Most of the companies I come into contact with, many in the computer and communications industry, have not trained the executives at the flat top in the new-age skills needed to compensate for this rapid change in business strategy. So as you can imagine it is extremely unlikely that they have got round to the training needs of the flat bottom to help them adapt to the new demands of this empowerment process. The question is, can the executives at the flat top grasp the new-age skills for this tremendously taxing change? I mean this change is major league, so not to be treated lightly.

sensitivityTo achieve corporate excellence today, the executive will have to have many facets in their management kit-bag: creative insight, sensitivity, vision, versatility, focus and patience (to mention just a few). Let’s focus on sensitivity for a moment ( a word not often heard in this rough, tough, high technology market). If, in the final analysis, people are an organisation’s greatest asset, then the new type manager must understand how to bind them together in a culture, wherein they feel truly motivated in the pursuit of higher goals. Face to face communication, ongoing training and development, creative incentive programmes and job security all display the sort of sensitivity that nurtures strong cultures.

Every strong culture and in this case the empowered culture derives from management sensitivity. Without it employees feel unmotivated, under-utilised,even exploited. It only takes a flick through the online job bulletin boards to see how we treat our employees. The turnover of staff, both junior and senior, is as fast and furious as ever, and there is a common pattern to people moving on. A majority when asked why they changed companies, would reply that they were not managed or spoken to in a professional manner. What a waste of time and money for all concerned. Let’s see some action to design companies so that empowerment is a balanced reality between decision-making, accountability, training and management support.
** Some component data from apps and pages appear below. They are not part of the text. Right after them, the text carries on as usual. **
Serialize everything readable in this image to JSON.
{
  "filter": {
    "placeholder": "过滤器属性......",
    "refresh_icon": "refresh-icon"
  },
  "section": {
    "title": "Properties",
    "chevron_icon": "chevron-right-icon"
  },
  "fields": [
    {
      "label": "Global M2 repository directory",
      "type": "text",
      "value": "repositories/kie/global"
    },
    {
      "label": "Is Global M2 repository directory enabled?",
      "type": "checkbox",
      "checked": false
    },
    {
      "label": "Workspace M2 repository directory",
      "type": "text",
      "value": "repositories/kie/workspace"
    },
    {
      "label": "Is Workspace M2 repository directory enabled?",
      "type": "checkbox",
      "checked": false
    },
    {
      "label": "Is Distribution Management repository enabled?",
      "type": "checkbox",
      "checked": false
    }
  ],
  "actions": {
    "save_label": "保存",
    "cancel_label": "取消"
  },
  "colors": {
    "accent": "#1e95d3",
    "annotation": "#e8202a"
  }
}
jin-tt-vs-nospringchicken-flatTo return to a point I touched on earlier, ageism, there seems to be an unwritten law in this industry that says because we keep inventing shiny, new products and services, that we must always have shiny, new younger staff as well. The number of over-45s who seem to get sidelined is amazing. What happens? Is it self-perpetuating because we have younger senior executives or younger recruitment staff? Are they unsure of their industry skills or even political ground to keep on older and more experienced staff than themselves. The older executive does not lose his or her ability to make decisions, to contribute creatively and energetically. Let’s not keep falling into the trap of discarding experience, if the industry is to mature it needs that stability.

The number of young executives I see looking for answers to basic business questions (on any online industry forum) that got answered  a long time ago concerns me. It’s not their fault, who have they got to learn from if the older mentor figures keep disappearing? There has to be a process of regeneration, a cycle where experienced professionals, grounded in business skills, impart their knowledge to the next set of executives. Who else will do it? The major company training schools seem to have diminished, or if not, focus too often on technology orientated product courses. You can only learn so much from self-help business books or company sponsored MBA courses.
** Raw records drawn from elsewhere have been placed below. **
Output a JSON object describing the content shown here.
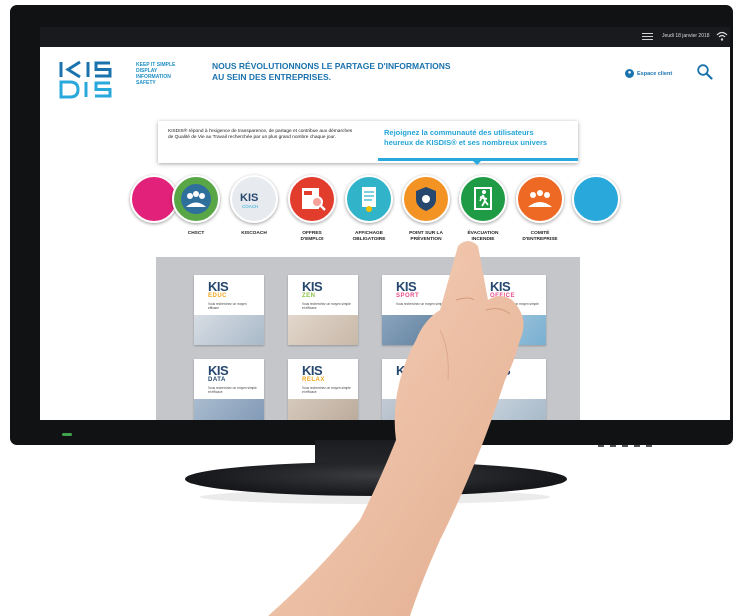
{
  "status_bar": {
    "date": "Jeudi 18 janvier 2018"
  },
  "logo": {
    "line1": "KIS",
    "line2": "DIS",
    "tagline": [
      "KEEP IT SIMPLE",
      "DISPLAY",
      "INFORMATION",
      "SAFETY"
    ]
  },
  "header": {
    "headline_line1": "NOUS RÉVOLUTIONNONS LE PARTAGE D'INFORMATIONS",
    "headline_line2": "AU SEIN DES ENTREPRISES.",
    "espace_client": "Espace client"
  },
  "intro": {
    "description": "KISDIS® répond à l'exigence de transparence, de partage et contribue aux démarches de Qualité de Vie au Travail recherchée par un plus grand nombre chaque jour.",
    "cta_line1": "Rejoignez la communauté  des utilisateurs",
    "cta_line2": "heureux de KISDIS® et ses nombreux univers"
  },
  "categories": [
    {
      "label": "",
      "color": "#e2227a"
    },
    {
      "label": "CHSCT",
      "color": "#59a646"
    },
    {
      "label": "KISCOACH",
      "color": "#b9c2cc"
    },
    {
      "label": "OFFRES\nD'EMPLOI",
      "color": "#e23c2c"
    },
    {
      "label": "AFFICHAGE\nOBLIGATOIRE",
      "color": "#31b3c9"
    },
    {
      "label": "POINT SUR LA\nPRÉVENTION",
      "color": "#f39323"
    },
    {
      "label": "ÉVACUATION\nINCENDIE",
      "color": "#1f9a45"
    },
    {
      "label": "COMITÉ\nD'ENTREPRISE",
      "color": "#ee6a24"
    },
    {
      "label": "",
      "color": "#29a8dc"
    }
  ],
  "cards": [
    {
      "brand": "KIS",
      "sub": "EDUC",
      "sub_color": "#f4a51d",
      "text": "Vous recherchez un moyen efficace",
      "photo": "#a9b9c8"
    },
    {
      "brand": "KIS",
      "sub": "ZEN",
      "sub_color": "#8bc34a",
      "text": "Vous recherchez un moyen simple et efficace",
      "photo": "#c8b8a8"
    },
    {
      "brand": "KIS",
      "sub": "SPORT",
      "sub_color": "#e84c8a",
      "text": "Vous recherchez un moyen simple",
      "photo": "#5a7a9a"
    },
    {
      "brand": "KIS",
      "sub": "OFFICE",
      "sub_color": "#e84c8a",
      "text": "Vous recherchez un moyen simple et efficace",
      "photo": "#7ab0d0"
    },
    {
      "brand": "KIS",
      "sub": "DATA",
      "sub_color": "#27486e",
      "text": "Vous recherchez un moyen simple et efficace",
      "photo": "#7f97b4"
    },
    {
      "brand": "KIS",
      "sub": "RELAX",
      "sub_color": "#f4a51d",
      "text": "Vous recherchez un moyen simple et efficace",
      "photo": "#b9a899"
    },
    {
      "brand": "KIS",
      "sub": "",
      "sub_color": "#27486e",
      "text": "",
      "photo": "#9aa7b6"
    },
    {
      "brand": "KIS",
      "sub": "",
      "sub_color": "#27486e",
      "text": "",
      "photo": "#a5b7c7"
    }
  ],
  "colors": {
    "brand_blue": "#1b73ae",
    "accent_cyan": "#29a8dc",
    "grid_background": "#c4c6ca"
  }
}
Day to-day business sense has to be learned on the job, from people you respect and want to emulate. You can’t just hand out senior management positions to young executives before they are able to cope with the pressures that surround these demanding roles. So let’s match the investment that is made in the technology with investment in the long-term skills and care of our people at what ever stage of their careers, young or older.